> Exercise objective
Filter the records, keeping every line that has the string "Output".

> Dataset content
● ● ● ● ●

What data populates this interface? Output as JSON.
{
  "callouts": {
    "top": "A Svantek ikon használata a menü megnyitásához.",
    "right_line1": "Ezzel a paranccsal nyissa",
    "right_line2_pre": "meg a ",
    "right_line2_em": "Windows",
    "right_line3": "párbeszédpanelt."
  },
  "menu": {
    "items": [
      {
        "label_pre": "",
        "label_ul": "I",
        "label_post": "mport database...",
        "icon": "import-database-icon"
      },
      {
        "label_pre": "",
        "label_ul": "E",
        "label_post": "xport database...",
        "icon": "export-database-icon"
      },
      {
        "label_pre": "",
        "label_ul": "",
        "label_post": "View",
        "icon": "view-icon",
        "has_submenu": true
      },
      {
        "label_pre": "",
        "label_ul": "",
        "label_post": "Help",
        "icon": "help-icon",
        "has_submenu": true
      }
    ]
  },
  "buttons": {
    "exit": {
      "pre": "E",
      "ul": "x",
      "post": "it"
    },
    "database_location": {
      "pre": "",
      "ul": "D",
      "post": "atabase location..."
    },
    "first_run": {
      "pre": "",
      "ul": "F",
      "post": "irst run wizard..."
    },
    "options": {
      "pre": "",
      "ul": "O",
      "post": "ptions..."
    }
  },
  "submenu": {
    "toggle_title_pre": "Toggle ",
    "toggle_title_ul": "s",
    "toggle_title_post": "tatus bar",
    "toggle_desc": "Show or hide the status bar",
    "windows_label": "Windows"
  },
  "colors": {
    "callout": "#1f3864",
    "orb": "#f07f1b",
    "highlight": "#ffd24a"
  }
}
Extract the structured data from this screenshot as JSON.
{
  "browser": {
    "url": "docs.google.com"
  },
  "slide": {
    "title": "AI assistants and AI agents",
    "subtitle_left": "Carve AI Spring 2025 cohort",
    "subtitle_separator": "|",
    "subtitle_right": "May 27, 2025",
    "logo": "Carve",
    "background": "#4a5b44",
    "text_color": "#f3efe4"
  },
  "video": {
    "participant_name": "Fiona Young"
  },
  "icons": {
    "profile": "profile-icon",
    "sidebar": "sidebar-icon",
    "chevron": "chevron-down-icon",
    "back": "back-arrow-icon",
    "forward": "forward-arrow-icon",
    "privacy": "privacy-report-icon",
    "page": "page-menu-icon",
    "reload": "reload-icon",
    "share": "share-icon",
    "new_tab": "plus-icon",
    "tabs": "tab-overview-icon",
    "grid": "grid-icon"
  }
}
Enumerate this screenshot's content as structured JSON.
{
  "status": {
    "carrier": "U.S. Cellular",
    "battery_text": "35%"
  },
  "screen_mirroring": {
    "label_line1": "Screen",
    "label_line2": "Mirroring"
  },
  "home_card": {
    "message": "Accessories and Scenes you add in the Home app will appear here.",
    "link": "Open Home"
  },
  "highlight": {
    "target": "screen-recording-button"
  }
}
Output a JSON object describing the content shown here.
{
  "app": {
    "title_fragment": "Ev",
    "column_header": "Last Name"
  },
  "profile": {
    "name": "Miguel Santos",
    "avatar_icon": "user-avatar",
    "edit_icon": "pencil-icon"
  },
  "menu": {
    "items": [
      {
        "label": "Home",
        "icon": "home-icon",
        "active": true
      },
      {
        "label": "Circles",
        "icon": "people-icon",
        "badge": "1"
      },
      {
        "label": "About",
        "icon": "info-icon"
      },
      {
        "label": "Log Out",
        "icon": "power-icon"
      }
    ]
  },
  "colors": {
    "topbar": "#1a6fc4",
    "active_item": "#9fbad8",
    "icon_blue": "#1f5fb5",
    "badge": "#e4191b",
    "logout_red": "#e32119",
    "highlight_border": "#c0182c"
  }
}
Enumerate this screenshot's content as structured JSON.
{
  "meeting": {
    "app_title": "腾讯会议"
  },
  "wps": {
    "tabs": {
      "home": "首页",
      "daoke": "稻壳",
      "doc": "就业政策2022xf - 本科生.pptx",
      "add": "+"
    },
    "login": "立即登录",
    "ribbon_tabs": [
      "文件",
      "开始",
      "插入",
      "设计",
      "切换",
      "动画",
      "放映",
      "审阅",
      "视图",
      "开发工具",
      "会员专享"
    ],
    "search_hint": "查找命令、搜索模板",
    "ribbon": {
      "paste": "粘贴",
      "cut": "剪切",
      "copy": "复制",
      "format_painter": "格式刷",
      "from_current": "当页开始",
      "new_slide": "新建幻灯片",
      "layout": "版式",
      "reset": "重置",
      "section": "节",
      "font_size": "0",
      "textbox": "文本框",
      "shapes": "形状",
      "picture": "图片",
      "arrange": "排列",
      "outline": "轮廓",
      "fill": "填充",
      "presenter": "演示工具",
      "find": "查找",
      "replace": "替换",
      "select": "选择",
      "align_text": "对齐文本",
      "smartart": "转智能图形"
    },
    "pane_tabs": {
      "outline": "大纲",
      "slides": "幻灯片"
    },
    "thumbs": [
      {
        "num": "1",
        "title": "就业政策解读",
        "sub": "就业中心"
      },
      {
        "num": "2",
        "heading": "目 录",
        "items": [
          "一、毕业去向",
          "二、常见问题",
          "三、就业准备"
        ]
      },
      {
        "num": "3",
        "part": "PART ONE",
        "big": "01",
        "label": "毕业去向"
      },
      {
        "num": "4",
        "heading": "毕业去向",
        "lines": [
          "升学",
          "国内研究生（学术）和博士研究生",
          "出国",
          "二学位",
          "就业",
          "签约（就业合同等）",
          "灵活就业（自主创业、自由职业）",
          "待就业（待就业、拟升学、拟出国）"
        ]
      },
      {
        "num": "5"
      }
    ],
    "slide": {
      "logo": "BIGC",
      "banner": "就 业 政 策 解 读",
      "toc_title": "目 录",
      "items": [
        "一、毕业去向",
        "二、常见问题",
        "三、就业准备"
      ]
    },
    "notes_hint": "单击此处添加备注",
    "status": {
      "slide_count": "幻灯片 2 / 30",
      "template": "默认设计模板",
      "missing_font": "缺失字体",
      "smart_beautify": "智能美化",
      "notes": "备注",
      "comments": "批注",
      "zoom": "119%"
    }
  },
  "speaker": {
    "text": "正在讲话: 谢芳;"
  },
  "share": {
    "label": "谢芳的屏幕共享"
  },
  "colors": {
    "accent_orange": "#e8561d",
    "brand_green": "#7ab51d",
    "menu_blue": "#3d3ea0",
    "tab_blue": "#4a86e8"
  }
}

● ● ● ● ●

> Task result
What data populates this interface? Output as JSON.
Output a JSON object describing the content shown here.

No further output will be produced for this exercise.